# What is expected
Each entry should be returned exactly as written, with no pictures carried over.

# Data records for software interfaces
-- -- --

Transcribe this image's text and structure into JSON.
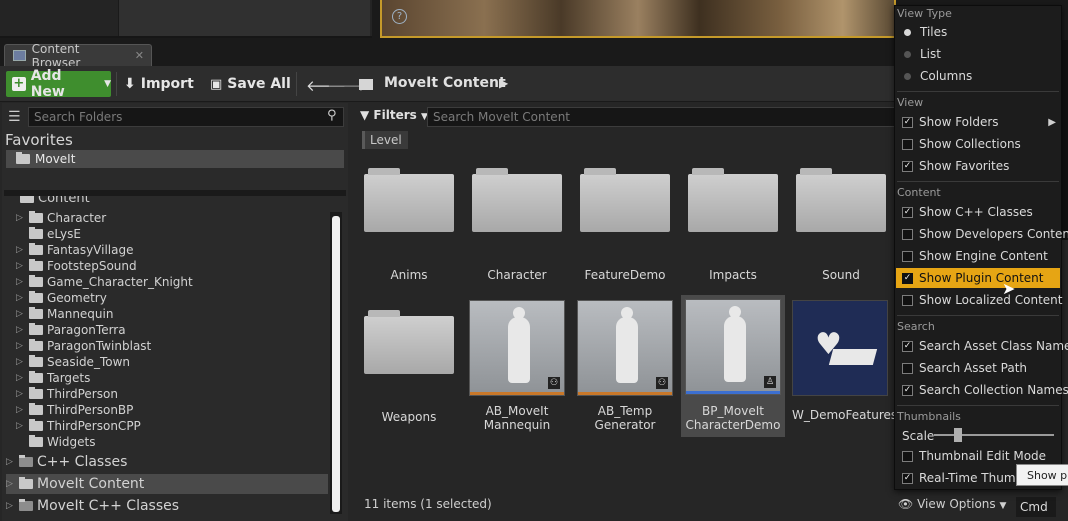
{
  "tab": {
    "label": "Content Browser"
  },
  "toolbar": {
    "add_new": "Add New",
    "import": "Import",
    "save_all": "Save All",
    "path": "MoveIt Content"
  },
  "left": {
    "search_placeholder": "Search Folders",
    "favorites_header": "Favorites",
    "favorites": [
      "MoveIt"
    ],
    "tree_partial": "Content",
    "tree": [
      "Character",
      "eLysE",
      "FantasyVillage",
      "FootstepSound",
      "Game_Character_Knight",
      "Geometry",
      "Mannequin",
      "ParagonTerra",
      "ParagonTwinblast",
      "Seaside_Town",
      "Targets",
      "ThirdPerson",
      "ThirdPersonBP",
      "ThirdPersonCPP",
      "Widgets"
    ],
    "roots": [
      "C++ Classes",
      "MoveIt Content",
      "MoveIt C++ Classes"
    ]
  },
  "right": {
    "filters": "Filters",
    "search_placeholder": "Search MoveIt Content",
    "level_chip": "Level",
    "folders": [
      "Anims",
      "Character",
      "FeatureDemo",
      "Impacts",
      "Sound",
      "Weapons"
    ],
    "assets": [
      {
        "line1": "AB_MoveIt",
        "line2": "Mannequin"
      },
      {
        "line1": "AB_Temp",
        "line2": "Generator"
      },
      {
        "line1": "BP_MoveIt",
        "line2": "CharacterDemo"
      },
      {
        "line1": "W_DemoFeatures",
        "line2": ""
      }
    ],
    "status": "11 items (1 selected)",
    "view_options": "View Options",
    "cmd": "Cmd"
  },
  "menu": {
    "view_type_header": "View Type",
    "view_types": [
      "Tiles",
      "List",
      "Columns"
    ],
    "view_header": "View",
    "view_items": [
      {
        "label": "Show Folders",
        "checked": true
      },
      {
        "label": "Show Collections",
        "checked": false
      },
      {
        "label": "Show Favorites",
        "checked": true
      }
    ],
    "content_header": "Content",
    "content_items": [
      {
        "label": "Show C++ Classes",
        "checked": true
      },
      {
        "label": "Show Developers Content",
        "checked": false
      },
      {
        "label": "Show Engine Content",
        "checked": false
      },
      {
        "label": "Show Plugin Content",
        "checked": true
      },
      {
        "label": "Show Localized Content",
        "checked": false
      }
    ],
    "search_header": "Search",
    "search_items": [
      {
        "label": "Search Asset Class Names",
        "checked": true
      },
      {
        "label": "Search Asset Path",
        "checked": false
      },
      {
        "label": "Search Collection Names",
        "checked": true
      }
    ],
    "thumbnails_header": "Thumbnails",
    "scale_label": "Scale",
    "scale_value": 0.2,
    "thumb_items": [
      {
        "label": "Thumbnail Edit Mode",
        "checked": false
      },
      {
        "label": "Real-Time Thumbnails",
        "checked": true
      }
    ]
  },
  "tooltip": "Show plugin content",
  "colors": {
    "accent": "#e6a514",
    "add_new": "#3f8e2e",
    "viewport_border": "#c59a2a"
  }
}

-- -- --

# Solution to this exercise
Transcribe this image's text and structure into JSON.
{
  "tab": {
    "label": "Content Browser"
  },
  "toolbar": {
    "add_new": "Add New",
    "import": "Import",
    "save_all": "Save All",
    "path": "MoveIt Content"
  },
  "left": {
    "search_placeholder": "Search Folders",
    "favorites_header": "Favorites",
    "favorites": [
      "MoveIt"
    ],
    "tree_partial": "Content",
    "tree": [
      "Character",
      "eLysE",
      "FantasyVillage",
      "FootstepSound",
      "Game_Character_Knight",
      "Geometry",
      "Mannequin",
      "ParagonTerra",
      "ParagonTwinblast",
      "Seaside_Town",
      "Targets",
      "ThirdPerson",
      "ThirdPersonBP",
      "ThirdPersonCPP",
      "Widgets"
    ],
    "roots": [
      "C++ Classes",
      "MoveIt Content",
      "MoveIt C++ Classes"
    ]
  },
  "right": {
    "filters": "Filters",
    "search_placeholder": "Search MoveIt Content",
    "level_chip": "Level",
    "folders": [
      "Anims",
      "Character",
      "FeatureDemo",
      "Impacts",
      "Sound",
      "Weapons"
    ],
    "assets": [
      {
        "line1": "AB_MoveIt",
        "line2": "Mannequin"
      },
      {
        "line1": "AB_Temp",
        "line2": "Generator"
      },
      {
        "line1": "BP_MoveIt",
        "line2": "CharacterDemo"
      },
      {
        "line1": "W_DemoFeatures",
        "line2": ""
      }
    ],
    "status": "11 items (1 selected)",
    "view_options": "View Options",
    "cmd": "Cmd"
  },
  "menu": {
    "view_type_header": "View Type",
    "view_types": [
      "Tiles",
      "List",
      "Columns"
    ],
    "view_header": "View",
    "view_items": [
      {
        "label": "Show Folders",
        "checked": true
      },
      {
        "label": "Show Collections",
        "checked": false
      },
      {
        "label": "Show Favorites",
        "checked": true
      }
    ],
    "content_header": "Content",
    "content_items": [
      {
        "label": "Show C++ Classes",
        "checked": true
      },
      {
        "label": "Show Developers Content",
        "checked": false
      },
      {
        "label": "Show Engine Content",
        "checked": false
      },
      {
        "label": "Show Plugin Content",
        "checked": true
      },
      {
        "label": "Show Localized Content",
        "checked": false
      }
    ],
    "search_header": "Search",
    "search_items": [
      {
        "label": "Search Asset Class Names",
        "checked": true
      },
      {
        "label": "Search Asset Path",
        "checked": false
      },
      {
        "label": "Search Collection Names",
        "checked": true
      }
    ],
    "thumbnails_header": "Thumbnails",
    "scale_label": "Scale",
    "scale_value": 0.2,
    "thumb_items": [
      {
        "label": "Thumbnail Edit Mode",
        "checked": false
      },
      {
        "label": "Real-Time Thumbnails",
        "checked": true
      }
    ]
  },
  "tooltip": "Show plugin content",
  "colors": {
    "accent": "#e6a514",
    "add_new": "#3f8e2e",
    "viewport_border": "#c59a2a"
  }
}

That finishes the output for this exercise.